╔══
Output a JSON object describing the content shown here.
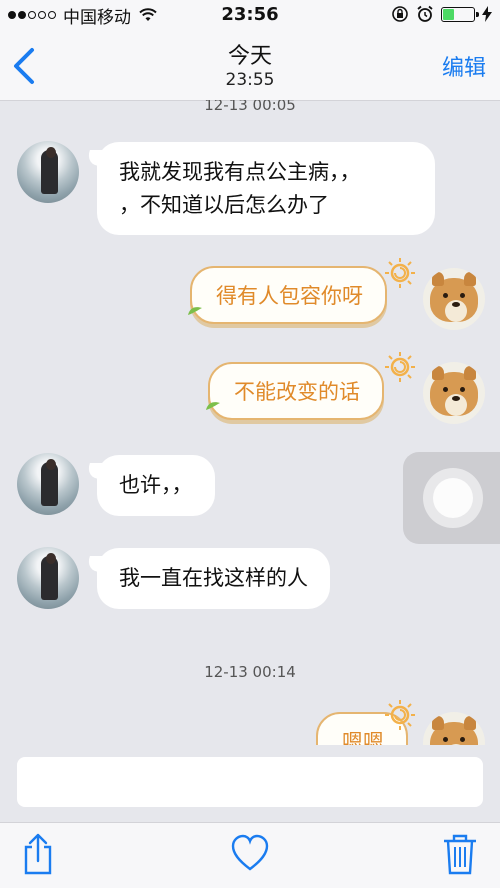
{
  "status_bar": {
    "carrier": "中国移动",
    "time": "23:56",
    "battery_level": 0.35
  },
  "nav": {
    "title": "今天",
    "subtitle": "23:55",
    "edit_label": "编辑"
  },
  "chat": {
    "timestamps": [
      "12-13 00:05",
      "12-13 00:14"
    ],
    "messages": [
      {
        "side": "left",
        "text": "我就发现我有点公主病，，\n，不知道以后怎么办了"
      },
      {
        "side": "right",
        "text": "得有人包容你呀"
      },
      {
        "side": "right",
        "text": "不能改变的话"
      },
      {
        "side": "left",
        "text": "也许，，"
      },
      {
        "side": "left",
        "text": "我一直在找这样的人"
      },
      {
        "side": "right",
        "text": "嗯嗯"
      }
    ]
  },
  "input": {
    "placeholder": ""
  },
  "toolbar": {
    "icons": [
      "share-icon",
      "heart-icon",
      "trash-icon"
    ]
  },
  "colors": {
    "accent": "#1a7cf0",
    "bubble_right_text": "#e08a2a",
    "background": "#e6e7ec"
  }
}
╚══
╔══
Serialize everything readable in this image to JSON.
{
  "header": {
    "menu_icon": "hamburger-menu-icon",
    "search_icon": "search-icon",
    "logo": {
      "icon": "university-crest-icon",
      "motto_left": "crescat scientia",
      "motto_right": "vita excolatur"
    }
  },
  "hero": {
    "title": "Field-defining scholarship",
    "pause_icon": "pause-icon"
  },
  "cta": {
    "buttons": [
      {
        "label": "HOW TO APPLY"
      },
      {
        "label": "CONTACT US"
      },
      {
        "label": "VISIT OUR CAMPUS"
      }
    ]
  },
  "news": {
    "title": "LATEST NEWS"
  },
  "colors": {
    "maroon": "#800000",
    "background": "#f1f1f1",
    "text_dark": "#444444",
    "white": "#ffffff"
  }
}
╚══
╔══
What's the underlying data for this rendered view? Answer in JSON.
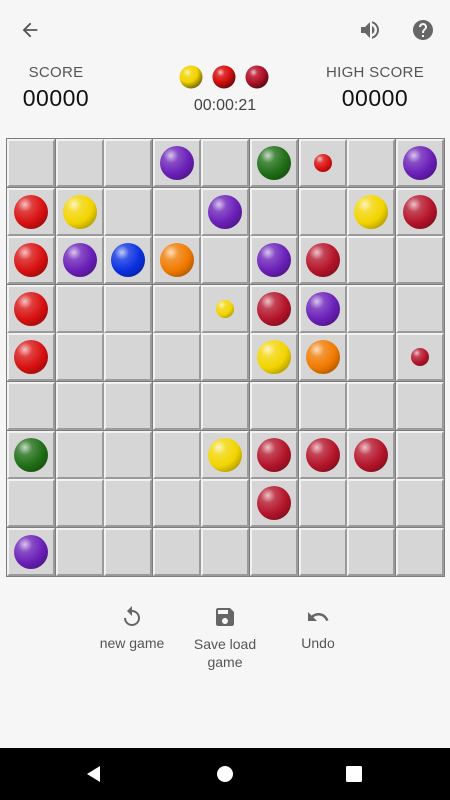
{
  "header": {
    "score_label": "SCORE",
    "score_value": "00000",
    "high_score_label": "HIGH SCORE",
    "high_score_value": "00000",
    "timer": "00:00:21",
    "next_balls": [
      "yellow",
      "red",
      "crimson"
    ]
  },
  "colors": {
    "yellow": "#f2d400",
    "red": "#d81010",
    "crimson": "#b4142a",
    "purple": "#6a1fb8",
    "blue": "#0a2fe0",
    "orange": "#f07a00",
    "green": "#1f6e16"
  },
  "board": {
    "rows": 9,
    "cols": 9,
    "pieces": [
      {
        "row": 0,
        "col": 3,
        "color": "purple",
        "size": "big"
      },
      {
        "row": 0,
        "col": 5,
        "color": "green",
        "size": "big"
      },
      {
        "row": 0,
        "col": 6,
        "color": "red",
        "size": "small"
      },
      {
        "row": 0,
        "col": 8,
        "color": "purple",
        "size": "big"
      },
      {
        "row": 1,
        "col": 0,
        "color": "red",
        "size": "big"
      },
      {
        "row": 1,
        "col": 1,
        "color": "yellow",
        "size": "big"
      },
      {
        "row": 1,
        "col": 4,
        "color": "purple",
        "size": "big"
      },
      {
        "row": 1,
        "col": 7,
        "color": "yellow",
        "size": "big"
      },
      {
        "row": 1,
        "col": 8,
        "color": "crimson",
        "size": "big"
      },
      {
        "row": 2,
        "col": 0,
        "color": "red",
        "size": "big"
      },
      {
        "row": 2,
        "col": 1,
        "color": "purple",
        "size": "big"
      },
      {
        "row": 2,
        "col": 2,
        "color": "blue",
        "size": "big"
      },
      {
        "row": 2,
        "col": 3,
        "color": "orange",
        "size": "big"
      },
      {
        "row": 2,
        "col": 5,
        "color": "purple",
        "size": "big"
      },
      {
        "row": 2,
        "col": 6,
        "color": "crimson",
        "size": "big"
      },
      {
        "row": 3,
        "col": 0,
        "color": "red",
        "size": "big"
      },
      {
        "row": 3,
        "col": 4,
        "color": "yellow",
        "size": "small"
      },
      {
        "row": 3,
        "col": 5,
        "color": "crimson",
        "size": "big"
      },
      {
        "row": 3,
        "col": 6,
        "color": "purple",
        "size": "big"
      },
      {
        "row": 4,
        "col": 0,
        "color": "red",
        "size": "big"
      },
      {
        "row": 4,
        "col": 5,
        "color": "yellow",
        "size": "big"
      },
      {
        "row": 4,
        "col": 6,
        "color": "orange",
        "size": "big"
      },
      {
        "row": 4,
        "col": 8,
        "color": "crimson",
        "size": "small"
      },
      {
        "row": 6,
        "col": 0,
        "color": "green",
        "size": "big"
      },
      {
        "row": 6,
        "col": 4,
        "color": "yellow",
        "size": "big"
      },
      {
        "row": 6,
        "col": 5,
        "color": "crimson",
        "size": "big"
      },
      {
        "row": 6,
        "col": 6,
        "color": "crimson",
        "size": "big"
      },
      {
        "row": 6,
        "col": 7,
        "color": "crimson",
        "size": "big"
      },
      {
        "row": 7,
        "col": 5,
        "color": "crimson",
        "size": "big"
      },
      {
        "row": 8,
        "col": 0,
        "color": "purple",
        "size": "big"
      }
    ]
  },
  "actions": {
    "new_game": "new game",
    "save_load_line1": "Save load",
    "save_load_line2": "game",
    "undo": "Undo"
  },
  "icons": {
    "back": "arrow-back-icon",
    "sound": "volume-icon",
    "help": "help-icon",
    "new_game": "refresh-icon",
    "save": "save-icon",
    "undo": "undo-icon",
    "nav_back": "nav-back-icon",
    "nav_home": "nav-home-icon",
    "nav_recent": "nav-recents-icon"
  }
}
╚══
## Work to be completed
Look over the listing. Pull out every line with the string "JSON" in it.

## Solution
Output a JSON object describing the content shown here.
Serialize everything readable in this image to JSON.
What's the underlying data for this rendered view? Answer in JSON.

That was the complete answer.